#### Materials provided
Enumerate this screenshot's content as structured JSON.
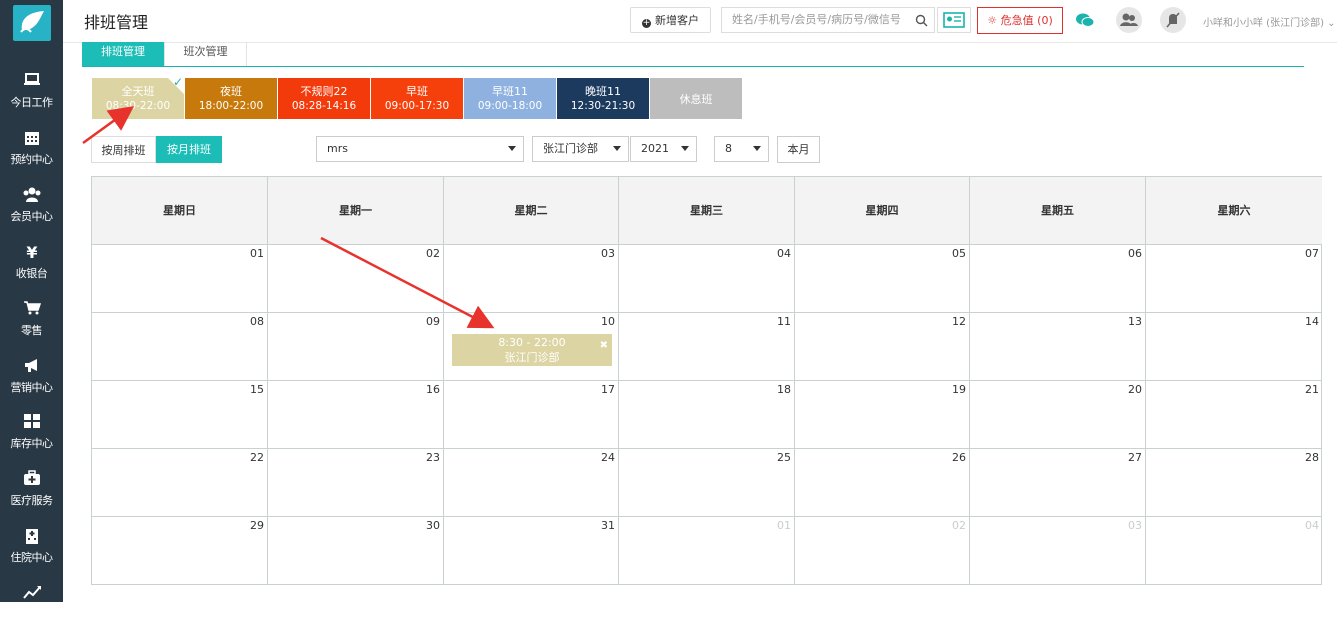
{
  "sidebar": {
    "items": [
      {
        "label": "今日工作",
        "icon": "laptop-icon"
      },
      {
        "label": "预约中心",
        "icon": "calendar-icon"
      },
      {
        "label": "会员中心",
        "icon": "users-icon"
      },
      {
        "label": "收银台",
        "icon": "yen-icon"
      },
      {
        "label": "零售",
        "icon": "cart-icon"
      },
      {
        "label": "营销中心",
        "icon": "megaphone-icon"
      },
      {
        "label": "库存中心",
        "icon": "grid-icon"
      },
      {
        "label": "医疗服务",
        "icon": "medkit-icon"
      },
      {
        "label": "住院中心",
        "icon": "hospital-icon"
      },
      {
        "label": "",
        "icon": "chart-icon"
      }
    ]
  },
  "header": {
    "title": "排班管理",
    "new_customer": "新增客户",
    "search_placeholder": "姓名/手机号/会员号/病历号/微信号",
    "danger_label": "危急值",
    "danger_count": "0",
    "user": "小咩和小小咩 (张江门诊部)"
  },
  "tabs": {
    "schedule": "排班管理",
    "shift_type": "班次管理"
  },
  "shifts": [
    {
      "name": "全天班",
      "time": "08:30-22:00",
      "color": "#dcd4a2",
      "selected": true
    },
    {
      "name": "夜班",
      "time": "18:00-22:00",
      "color": "#c8790c"
    },
    {
      "name": "不规则22",
      "time": "08:28-14:16",
      "color": "#f23a0b"
    },
    {
      "name": "早班",
      "time": "09:00-17:30",
      "color": "#f5400c"
    },
    {
      "name": "早班11",
      "time": "09:00-18:00",
      "color": "#8eb1df"
    },
    {
      "name": "晚班11",
      "time": "12:30-21:30",
      "color": "#1b3a5e"
    },
    {
      "name": "休息班",
      "time": "",
      "color": "#bdbdbd"
    }
  ],
  "controls": {
    "week_mode": "按周排班",
    "month_mode": "按月排班",
    "staff": "mrs",
    "clinic": "张江门诊部",
    "year": "2021",
    "month": "8",
    "this_month": "本月"
  },
  "calendar": {
    "weekdays": [
      "星期日",
      "星期一",
      "星期二",
      "星期三",
      "星期四",
      "星期五",
      "星期六"
    ],
    "weeks": [
      [
        "01",
        "02",
        "03",
        "04",
        "05",
        "06",
        "07"
      ],
      [
        "08",
        "09",
        "10",
        "11",
        "12",
        "13",
        "14"
      ],
      [
        "15",
        "16",
        "17",
        "18",
        "19",
        "20",
        "21"
      ],
      [
        "22",
        "23",
        "24",
        "25",
        "26",
        "27",
        "28"
      ],
      [
        "29",
        "30",
        "31",
        "01",
        "02",
        "03",
        "04"
      ]
    ],
    "event": {
      "time": "8:30 - 22:00",
      "location": "张江门诊部",
      "close": "✖"
    }
  }
}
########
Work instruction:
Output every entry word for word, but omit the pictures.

Expected answer:
Enumerate this screenshot's content as structured JSON.
{
  "sidebar": {
    "items": [
      {
        "label": "今日工作",
        "icon": "laptop-icon"
      },
      {
        "label": "预约中心",
        "icon": "calendar-icon"
      },
      {
        "label": "会员中心",
        "icon": "users-icon"
      },
      {
        "label": "收银台",
        "icon": "yen-icon"
      },
      {
        "label": "零售",
        "icon": "cart-icon"
      },
      {
        "label": "营销中心",
        "icon": "megaphone-icon"
      },
      {
        "label": "库存中心",
        "icon": "grid-icon"
      },
      {
        "label": "医疗服务",
        "icon": "medkit-icon"
      },
      {
        "label": "住院中心",
        "icon": "hospital-icon"
      },
      {
        "label": "",
        "icon": "chart-icon"
      }
    ]
  },
  "header": {
    "title": "排班管理",
    "new_customer": "新增客户",
    "search_placeholder": "姓名/手机号/会员号/病历号/微信号",
    "danger_label": "危急值",
    "danger_count": "0",
    "user": "小咩和小小咩 (张江门诊部)"
  },
  "tabs": {
    "schedule": "排班管理",
    "shift_type": "班次管理"
  },
  "shifts": [
    {
      "name": "全天班",
      "time": "08:30-22:00",
      "color": "#dcd4a2",
      "selected": true
    },
    {
      "name": "夜班",
      "time": "18:00-22:00",
      "color": "#c8790c"
    },
    {
      "name": "不规则22",
      "time": "08:28-14:16",
      "color": "#f23a0b"
    },
    {
      "name": "早班",
      "time": "09:00-17:30",
      "color": "#f5400c"
    },
    {
      "name": "早班11",
      "time": "09:00-18:00",
      "color": "#8eb1df"
    },
    {
      "name": "晚班11",
      "time": "12:30-21:30",
      "color": "#1b3a5e"
    },
    {
      "name": "休息班",
      "time": "",
      "color": "#bdbdbd"
    }
  ],
  "controls": {
    "week_mode": "按周排班",
    "month_mode": "按月排班",
    "staff": "mrs",
    "clinic": "张江门诊部",
    "year": "2021",
    "month": "8",
    "this_month": "本月"
  },
  "calendar": {
    "weekdays": [
      "星期日",
      "星期一",
      "星期二",
      "星期三",
      "星期四",
      "星期五",
      "星期六"
    ],
    "weeks": [
      [
        "01",
        "02",
        "03",
        "04",
        "05",
        "06",
        "07"
      ],
      [
        "08",
        "09",
        "10",
        "11",
        "12",
        "13",
        "14"
      ],
      [
        "15",
        "16",
        "17",
        "18",
        "19",
        "20",
        "21"
      ],
      [
        "22",
        "23",
        "24",
        "25",
        "26",
        "27",
        "28"
      ],
      [
        "29",
        "30",
        "31",
        "01",
        "02",
        "03",
        "04"
      ]
    ],
    "event": {
      "time": "8:30 - 22:00",
      "location": "张江门诊部",
      "close": "✖"
    }
  }
}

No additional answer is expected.